By The Washington Post · Jay Greene
The software giant, which announced the initiative at a news conference at its Redmond headquarters, also plans to remove all the carbon emissions it has generated since its founding in 1975 by 2050.
"The scientific consensus is clear," Microsoft chief executive Satya Nadella said at an event Thursday morning at Microsoft's headquarters. "The world today is confronted with an urgent carbon crisis. Each of us is going to need to take action, and that includes business."
Microsoft's initiative goes a few steps beyond what crosstown rival Amazon announced in September. The e-commerce giant, which competes with Microsoft in the booming business of cloud computing, said at the time it would implement strategies to be at net zero emissions - removing as much carbon as it produces - throughout its business by 2040.
Working to remove carbon emissions to prevent further global warming is "far and away the biggest challenge, I think, that humanity has ever been presented with," Microsoft President Brad Smith said in a meeting with journalists Monday in New York.
Microsoft's Smith credited Amazon, but noted that Microsoft's ambitions for addressing climate change are bolder. "They said they'll be carbon-neutral by 2040. We've said we'll be carbon-negative by 2030," Smith said. "They've said they'll have 100 percent renewable energy for their data centers by 2030. We've said we'll do that by 2025."
(Amazon chief executive Jeff Bezos owns The Washington Post.)
One point on which Microsoft and Amazon are aligned is that they both will continue to provide artificial intelligence and machine learning technology to energy companies to help them better pinpoint oil deposits for extraction.
Activist employees at Amazon have protested their employer's work with energy companies, so much so that a lawyer in the company's human resources group raised the possibility of termination if they didn't adhere to its external communications policy. Last month, an anonymous author who claimed to work for Microsoft lamented the company's work with energy firms in an article in Logic Magazine. The author recounted a work trip to Kazakhstan to help the state-owned energy company work with Chevron to extract oil from a field near the city of Atyrau.
"Microsoft executives aren't going to give up on the billions of dollars to be made from Big Oil, especially if it helps them win more of the coveted cloud market," the author wrote.

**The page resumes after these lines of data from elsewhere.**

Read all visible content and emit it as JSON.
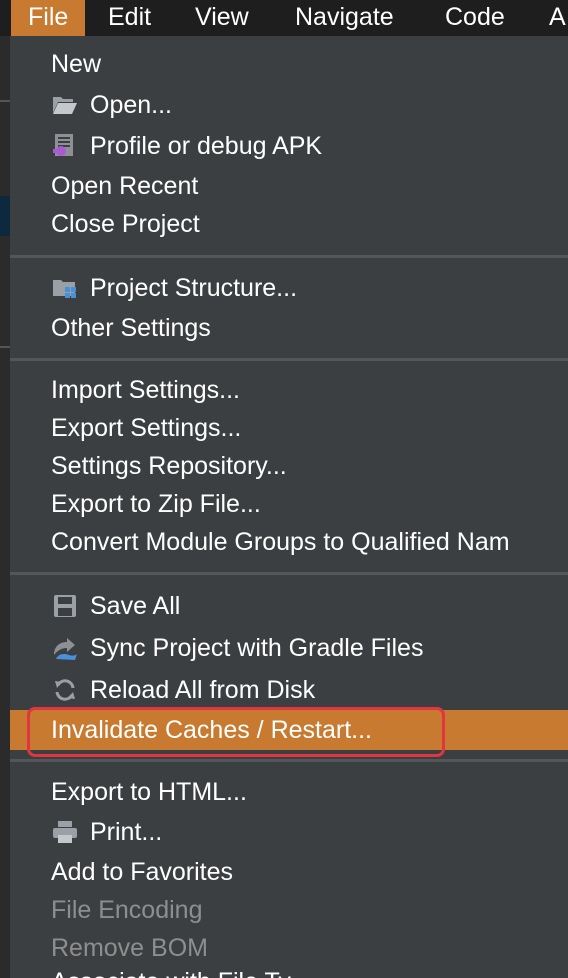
{
  "menubar": {
    "items": [
      "File",
      "Edit",
      "View",
      "Navigate",
      "Code",
      "A"
    ],
    "active_index": 0
  },
  "colors": {
    "menubar_bg": "#1e1e1e",
    "menu_bg": "#3c3f41",
    "highlight": "#c77a30",
    "separator": "#545759",
    "disabled_text": "#8e8e8e",
    "annotation_border": "#e0363f"
  },
  "file_menu": {
    "groups": [
      {
        "items": [
          {
            "label": "New",
            "icon": null,
            "enabled": true
          },
          {
            "label": "Open...",
            "icon": "folder-icon",
            "enabled": true
          },
          {
            "label": "Profile or debug APK",
            "icon": "apk-icon",
            "enabled": true
          },
          {
            "label": "Open Recent",
            "icon": null,
            "enabled": true
          },
          {
            "label": "Close Project",
            "icon": null,
            "enabled": true
          }
        ]
      },
      {
        "items": [
          {
            "label": "Project Structure...",
            "icon": "project-structure-icon",
            "enabled": true
          },
          {
            "label": "Other Settings",
            "icon": null,
            "enabled": true
          }
        ]
      },
      {
        "items": [
          {
            "label": "Import Settings...",
            "icon": null,
            "enabled": true
          },
          {
            "label": "Export Settings...",
            "icon": null,
            "enabled": true
          },
          {
            "label": "Settings Repository...",
            "icon": null,
            "enabled": true
          },
          {
            "label": "Export to Zip File...",
            "icon": null,
            "enabled": true
          },
          {
            "label": "Convert Module Groups to Qualified Nam",
            "icon": null,
            "enabled": true
          }
        ]
      },
      {
        "items": [
          {
            "label": "Save All",
            "icon": "save-icon",
            "enabled": true
          },
          {
            "label": "Sync Project with Gradle Files",
            "icon": "gradle-sync-icon",
            "enabled": true
          },
          {
            "label": "Reload All from Disk",
            "icon": "reload-icon",
            "enabled": true
          },
          {
            "label": "Invalidate Caches / Restart...",
            "icon": null,
            "enabled": true,
            "highlighted": true
          }
        ]
      },
      {
        "items": [
          {
            "label": "Export to HTML...",
            "icon": null,
            "enabled": true
          },
          {
            "label": "Print...",
            "icon": "printer-icon",
            "enabled": true
          },
          {
            "label": "Add to Favorites",
            "icon": null,
            "enabled": true
          },
          {
            "label": "File Encoding",
            "icon": null,
            "enabled": false
          },
          {
            "label": "Remove BOM",
            "icon": null,
            "enabled": false
          },
          {
            "label": "Associate with File Ty",
            "icon": null,
            "enabled": true
          }
        ]
      }
    ]
  }
}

Microsoft declined to comment on the article, but Smith said in an interview Thursday that the company intends to continue working with oil and gas companies, in part to help them move to cleaner forms of energy.
"We are a company that wants to solve problems by working with people and by helping them make the transitions the world needs to make, rather than by cutting them off and denying them tech writ large," Smith said.
Microsoft previously pledged to continue working with the U.S. military after some employees protested some contracts with Pentagon, saying it wanted to be part of the discussion about using technology responsibly. Microsoft applied the same logic to its decision to work with oil and gas companies.
"We are consistent philosophically, especially when it's a vertical sector that can be part of a solution," Smith said.
In working toward being carbon-negative by 2030, Microsoft is counting emissions it produces, such as exhaust from its fleet of cars and trucks, as well as emissions it indirectly causes, such as those that come from electricity it uses, the production of the materials in its buildings, and the power customers consume when using its products, such as the Xbox game console. But Microsoft won't count the emissions from energy produced by oil and gas companies that its technology helped find.
To achieve its goal, Microsoft plans to have its entire fleet of vehicles run on electric power by 2030. It will adopt so-called negative emission technologies including soil carbon sequestration and bioenergy with carbon capture and storage to remove emissions it's created. The company also committed to investing $1 billion over the next four years in new technologies to help address the climate change crisis.
And while Microsoft said it will continue to disclose its carbon footprint, Smith said the company hasn't committed to an independent audit of the progress against its goals. The company will push for better standards to measure and report carbon emissions and removal.
"Whether it actually needs to be audited, we'll see," Smith said.
He declined to disclose the cost of the new carbon-reduction initiative.
Other tech giants have dialed up efforts to reduce their emissions, including Apple, which last spring said that 21 manufacturers in its supply chain vowed to obtain all their electricity from renewable sources, a number the company now says is up to 44.